For comparisons between the control group and each of the experimental groups prior to the onset of an experimental group's first hay-cube regimen (week 0 for early rabbits; week 18 for late rabbits), the signs of the differences from the zero-centered distribution obtained in step 6 were disregarded in step 7, making the test two-tailed, because there is no a priori reason to expect a difference in a particular direction prior to hay cubes being introduced into the diets of the experimental rabbits. In subsequent weeks, however, we made directional predictions; in such cases, M represents counts of only the positive differences (i.e. experimental group minus control group), making the test one-tailed. We used the false discovery rate (FDR) procedure (Benjamini and Hochberg, 1995) to account for the issues associated with multiple testing.

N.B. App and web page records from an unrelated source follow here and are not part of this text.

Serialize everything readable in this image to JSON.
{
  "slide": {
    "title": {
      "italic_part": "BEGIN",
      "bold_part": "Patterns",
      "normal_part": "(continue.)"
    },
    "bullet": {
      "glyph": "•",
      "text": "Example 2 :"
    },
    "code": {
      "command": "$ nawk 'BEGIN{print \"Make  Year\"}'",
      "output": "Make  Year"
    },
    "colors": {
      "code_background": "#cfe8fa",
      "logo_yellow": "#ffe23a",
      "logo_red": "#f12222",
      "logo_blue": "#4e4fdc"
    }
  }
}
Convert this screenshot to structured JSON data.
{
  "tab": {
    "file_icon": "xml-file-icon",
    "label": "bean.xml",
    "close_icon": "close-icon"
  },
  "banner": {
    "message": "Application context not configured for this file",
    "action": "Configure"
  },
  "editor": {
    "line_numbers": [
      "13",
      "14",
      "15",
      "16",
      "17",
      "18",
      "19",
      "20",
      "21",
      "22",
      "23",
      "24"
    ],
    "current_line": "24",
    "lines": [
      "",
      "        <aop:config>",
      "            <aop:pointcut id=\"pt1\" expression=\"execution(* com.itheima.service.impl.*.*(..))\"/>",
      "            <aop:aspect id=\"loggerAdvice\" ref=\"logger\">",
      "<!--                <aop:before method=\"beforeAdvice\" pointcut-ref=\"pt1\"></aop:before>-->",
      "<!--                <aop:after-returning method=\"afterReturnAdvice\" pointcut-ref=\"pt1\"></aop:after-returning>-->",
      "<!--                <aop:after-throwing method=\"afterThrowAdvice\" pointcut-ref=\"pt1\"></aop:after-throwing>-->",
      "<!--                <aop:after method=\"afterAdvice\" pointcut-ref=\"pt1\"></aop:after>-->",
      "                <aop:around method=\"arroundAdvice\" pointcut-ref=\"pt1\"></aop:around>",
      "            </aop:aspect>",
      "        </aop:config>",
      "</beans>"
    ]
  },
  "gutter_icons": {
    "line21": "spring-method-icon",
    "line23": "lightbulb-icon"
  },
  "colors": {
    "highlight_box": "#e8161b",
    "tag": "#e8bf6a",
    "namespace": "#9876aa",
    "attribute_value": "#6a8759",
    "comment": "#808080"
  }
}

Two families of tests were recognized: comparisons of means within time points (40 tests) and comparison of plasticity magnitudes between time points (12 tests), discussed below.
We tested for significant differences between the magnitudes of the plastic responses at week 6 and week 24 using the bootstrap procedure outlined above, with the following additional step: (5b) perform steps 1–5 for control rabbits versus early rabbits (week 6), and for control rabbits versus late rabbits (week 24). Randomly pair values from the distribution of differences for control versus early with those from that for control versus late and subtract the week 24 differences from the week 6 differences. Continue on to step 6.
This step creates a distribution of differences between the plastic responses in the early and late groups (i.e. a distribution of differences between differences). Because we expected the early group to exhibit a greater plastic response in this comparison, the test is one-tailed. We also used this test to compare the inferred plastic responses for the late rabbits at week 48 to those for the early and late rabbits at weeks 6 and 24, respectively.
For assistance with various aspects of this research, we thank Matt Leevy and the Notre Dame Integrated Imaging Facility and the staff at Freimann Life Science Center, especially Mark Suckow, Kay Stewart, Vicki Mack, Valerie Schroeder, Brittany Pogotis and Ashley Sipocz. Erin Franks, Amy Remer and Khari Thompson provided helpful comments.
This work was supported by funding from the National Science Foundation [grant number BCS-1029149/1214767] to M.J.R.
The authors declare no competing financial interests.